The Nats made their first playoff appearance in 2012, and only four players from that roster are still with the team. Notably, Jayson Werth has retired and Bryce Harper plays for the Philadelphia Phillies. For context, Juan Soto was 12 years old during that playoff push. Anthony Rendon and Trea Turner had not yet joined the team, and Max Scherzer was still in Detroit. Drew Storen was anchoring a bullpen that included Tyler Clippard and Ryan Mattheus. In typical Nats fashion, no one from the bullpen has stayed around for the last seven years.
Ahh yes, the Strasburg Shutdown era. 2012 was his first season back after undergoing Tommy John surgery, and he was kept on a strict innings limit. In an attempt to prevent further injury, the Nats ended Strasburg’s season in September and he sat out the playoffs. In his shortened season, he was 15-6 in 28 starts. This season, he is leading the team in wins with 14, and has 168 strikeouts. On July 3, Strasburg struck out 14 batters in 7 ⅓ innings. He is drawing less attention, especially with Scherzer leading the rotation, but Strasburg has remained an ace for this team.

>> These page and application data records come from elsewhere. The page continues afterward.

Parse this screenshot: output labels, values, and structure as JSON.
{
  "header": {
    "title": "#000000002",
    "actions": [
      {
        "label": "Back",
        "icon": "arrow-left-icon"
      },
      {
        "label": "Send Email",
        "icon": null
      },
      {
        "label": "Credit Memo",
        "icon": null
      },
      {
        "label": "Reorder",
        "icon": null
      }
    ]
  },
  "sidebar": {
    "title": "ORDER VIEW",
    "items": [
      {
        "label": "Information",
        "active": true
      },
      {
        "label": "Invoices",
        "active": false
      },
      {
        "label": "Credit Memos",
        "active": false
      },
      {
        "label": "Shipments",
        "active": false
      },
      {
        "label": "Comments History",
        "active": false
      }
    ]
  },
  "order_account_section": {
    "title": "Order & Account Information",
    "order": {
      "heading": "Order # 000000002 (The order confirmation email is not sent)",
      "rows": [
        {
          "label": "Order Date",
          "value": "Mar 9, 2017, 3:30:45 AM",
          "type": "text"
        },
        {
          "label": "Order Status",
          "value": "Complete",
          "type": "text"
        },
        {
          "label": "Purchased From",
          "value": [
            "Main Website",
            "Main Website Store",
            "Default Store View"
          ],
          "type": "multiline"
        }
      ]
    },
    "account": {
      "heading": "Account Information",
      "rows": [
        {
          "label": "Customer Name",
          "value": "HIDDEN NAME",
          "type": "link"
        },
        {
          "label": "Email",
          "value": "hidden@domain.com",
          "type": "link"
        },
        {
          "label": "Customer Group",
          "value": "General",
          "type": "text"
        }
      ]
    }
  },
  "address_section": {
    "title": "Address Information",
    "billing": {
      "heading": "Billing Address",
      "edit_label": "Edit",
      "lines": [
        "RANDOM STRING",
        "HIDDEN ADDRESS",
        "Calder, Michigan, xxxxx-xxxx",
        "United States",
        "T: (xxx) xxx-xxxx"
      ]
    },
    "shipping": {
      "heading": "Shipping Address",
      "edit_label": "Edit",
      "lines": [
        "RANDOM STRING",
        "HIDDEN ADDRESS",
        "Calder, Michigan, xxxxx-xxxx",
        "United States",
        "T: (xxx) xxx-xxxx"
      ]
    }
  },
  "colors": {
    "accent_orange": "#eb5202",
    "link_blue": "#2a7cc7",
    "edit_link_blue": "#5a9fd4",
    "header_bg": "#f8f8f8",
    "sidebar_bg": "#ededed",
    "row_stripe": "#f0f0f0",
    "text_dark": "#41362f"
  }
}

Suzuki joined the Nats in August 2012 in a trade with the Oakland Athletics. He was teammates with Gio Gonzalez in Oakland, and the two reunited in D.C. Suzuki almost always caught Gonzalez and the two would use signs that only they knew from the A’s. Suzuki was a strong veteran presence to help the young Wilson Ramos prepare to eventually take on the starting role in the years to come. He only stayed in DC for about a year before he was traded back to the A’s in August 2013. In November 2018, Suzuki rejoined the Nats on a two year contract. He has played in 62 games and has 11 home runs with a .258 batting average.
Ryan Zimmerman is the longest tenured player on the roster. He made his MLB debut in 2005 at third base. After injuries and the emergence of Rendon, Zimmerman moved to first base. He has missed a significant portion of this season with plantar fasciitis, but his brief return before once again succumbing to foot pain, coincided with the Nats offensive resurgence and has helped put them back in the playoff conversation. In 2012, he played in 145 games and hit .282 with 25 home runs. This season, Zimmerman has played in 33 games, and despite only hitting .246, he recorded his 1,000th MLB RBI on July 5 at home.
Porter served as the Nats third base coach from 2010-2012. After spending some time with the Atlanta Braves and the Houston Astros, he is back in D.C. Porter has stepped away from the coaches box, and is now working with Dan Kolko to host the Nats pre and post game show, NatsXtra on MASN.